Euroclear Details Irish CSD
Euroclear Bank has detailed the proposed structure and services of a new central securities depository based in Ireland that should be operational in March 2019 when the UK leaves the European Union.
The international central securities depository has provided integrated multi-currency settlement services for both Irish and UK corporate securities for more than 20 years through Euroclear UK & Ireland, a UK-based company with no physical presence in Ireland. However the UK has voted to leave the European Union and may lose the ability to passport financial services across the EU.
A white paper, Euroclear Ireland – Delivering continuity of Irish securities settlement post Brexit, describes the proposed CSD to be based in Ireland which would be the issuer for Irish corporate securities. The paper said: “We recognise that the UK’s decision to leave the European Union (commonly referred to as ‘Brexit’) may make the current arrangements for Irish corporate securities settlement by Euroclear UK & Ireland untenable”
Sid Van Alsenoy, social media project manager at BNP Paribas Fortis, said :
It was only a matter of time: The new Euroclear Ireland CSD – Delivering continuity of Irish securities settlement post Brexit https://t.co/p6XTiiFjv9 Read all about it in the whitepaper. https://t.co/tVm4xclY0V
— Sid VA (@VisjesSid) February 14, 2018
The proposed CSD has been approved in principle by the boards of Euroclear and Euroclear UK & Ireland but is subject to a number of regulatory approvals and permissions in Ireland, the UK, Belgium and the United States. Euroclear also has to submit an application for authorisation to the Central Bank of Ireland. “Pre-authorisation discussions with the Central Bank of Ireland have begun and are at an early stage,” added Euroclear.

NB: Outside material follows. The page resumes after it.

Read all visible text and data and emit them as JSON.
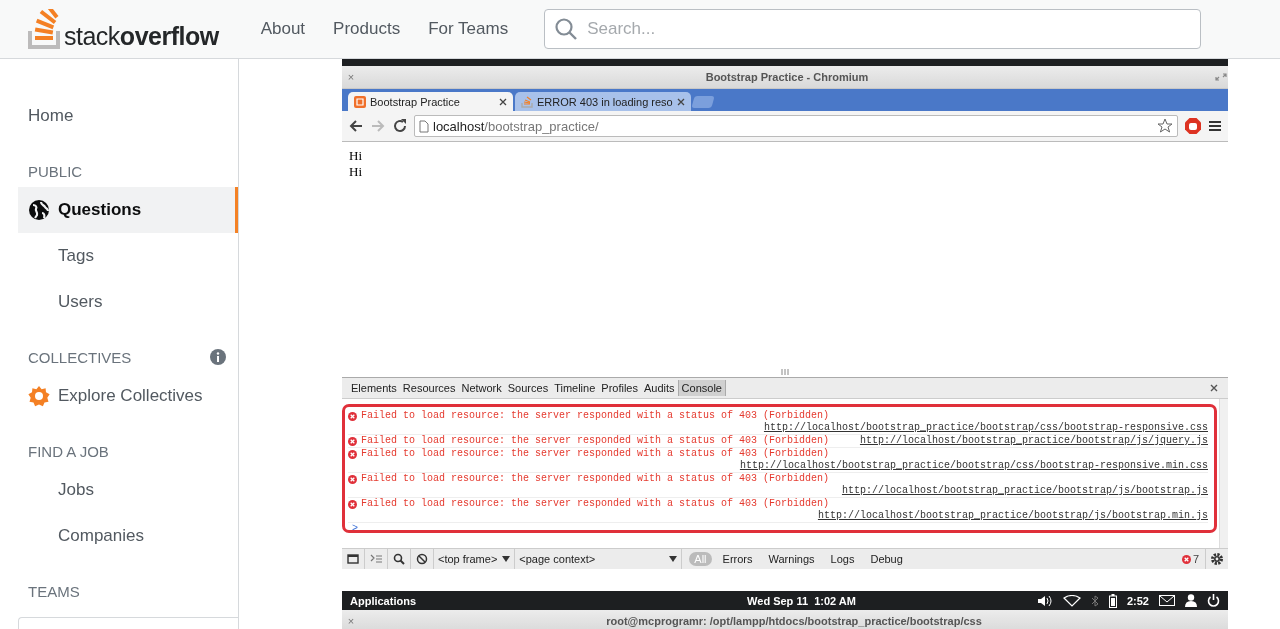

The paper said the establishment of Euroclear Ireland in Dublin should enable Euroclear to continue to support settlement of Irish corporate securities after Brexit; enable the Irish corporate securities markets to continue to operate effectively post-Brexit; meet the policy objectives established by Irish Finance Minister who has said that an Irish-based CSD would best ensure the smooth continuation of settlement services and support financial stability.
“It is important to stress that, while Euroclear has made a decision in principle to seek to establish a new CSD in Ireland, the continued uncertainty over the precise nature of the UK’s relationship with the EU after March 2019 means that it is still possible that other solutions, delivered to different timelines, might also be appropriate for Ireland,” added Euroclear.
The paper continued that there have been discussions over ‘equivalence provisions’ under which the UK would receive third-country access to the remaining EU markets. “Our current view is that the equivalence process does not, for a variety of reasons, offer sufficient certainty to be the preferred option for continuing to service Irish corporate securities,” said Euroclear.
The paper envisages a ‘hard-Brexit’ in March 2019, when the UK leaves without a transitional period.
“Euroclear believes that a transitional period extending beyond March 2019 would be in the best interests of financial services firms, their clients and wider markets,” said the paper. “Such a transitional period, if it were to arise, could impact the timings and proposals discussed in this white paper.”
A consultation on the new CSD is due to begin in the second quarter of this year.
In November last year Euronext, the pan-European exchange operator, announced it was acquiring the Irish Stock Exchange for €137m, and the deal is due to close in this quarter.
Deirdre Somers, chief executive of the Irish Stock Exchange, said in her 2017 review: “Euronext is highly complementary to the ISE. Our role as the group centre of excellence for listing debt, funds and ETFs within their federal model and the development of innovative services for equity issuers and SMEs is hugely exciting for our future.”
The ISE also does not have any derivative products. Euronext plans to launch a suite of Irish derivatives, particularly for the agricultural sector, which is important for the Irish economy.
European firms could operate temporarily in the UK after Brexit while seeking full authorisation.
The total value of UK financial services exports remained stable in 2020.
Temporary equivalence was set to expire on June 30, 2022.
The Bank has new powers for reviewing CCPs following Brexit.
Restricting access to London CCPs would result in collateral damage for EU banks and end users.